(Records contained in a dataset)
Start of Block

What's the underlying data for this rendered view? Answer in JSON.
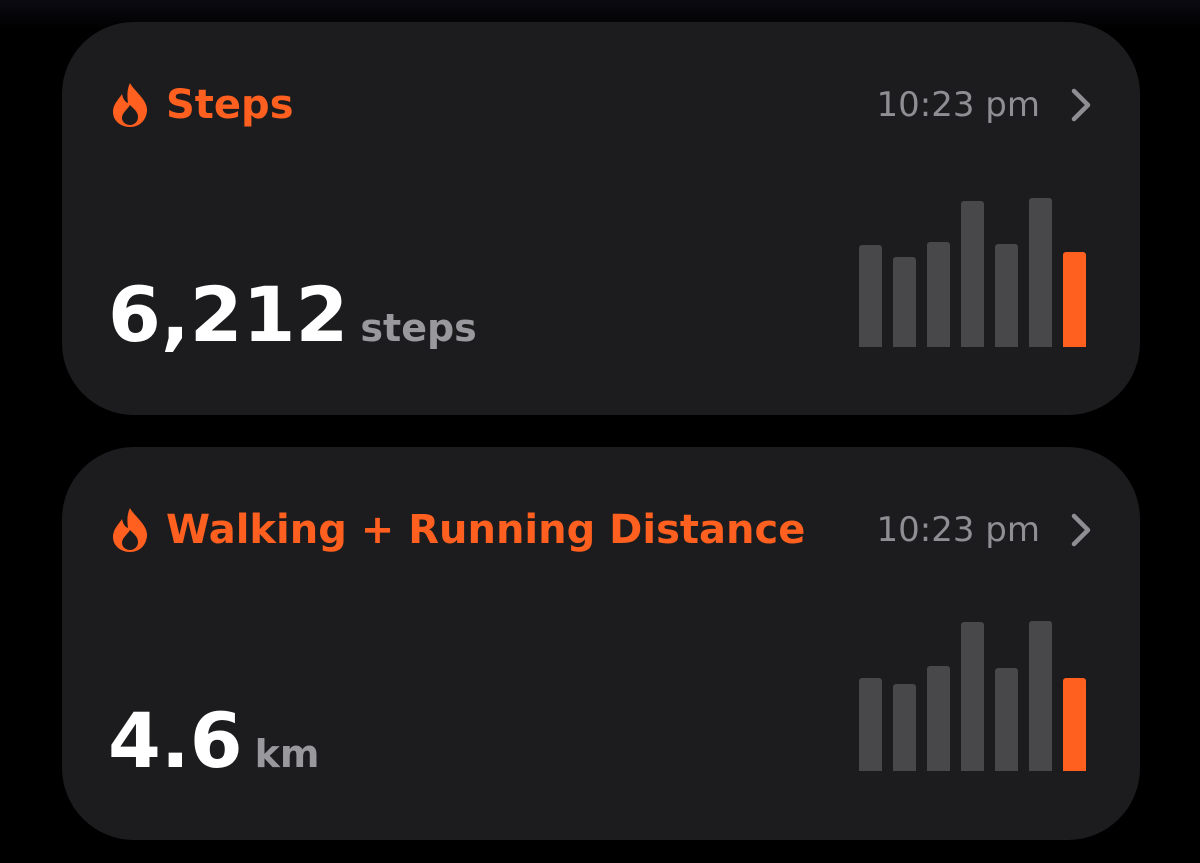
{
  "colors": {
    "accent": "#ff5f1f",
    "card_background": "#1c1c1e",
    "bar_inactive": "#48484a",
    "secondary_text": "#8e8e93"
  },
  "cards": [
    {
      "id": "steps",
      "icon": "flame-icon",
      "title": "Steps",
      "time": "10:23 pm",
      "value": "6,212",
      "unit": "steps",
      "bar_levels": [
        0.68,
        0.6,
        0.7,
        0.97,
        0.69,
        0.99,
        0.63
      ],
      "highlighted_bar": 6
    },
    {
      "id": "distance",
      "icon": "flame-icon",
      "title": "Walking + Running Distance",
      "time": "10:23 pm",
      "value": "4.6",
      "unit": "km",
      "bar_levels": [
        0.62,
        0.58,
        0.7,
        0.99,
        0.69,
        1.0,
        0.62
      ],
      "highlighted_bar": 6
    }
  ]
}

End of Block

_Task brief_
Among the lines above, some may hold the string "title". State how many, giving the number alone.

_Task output_
2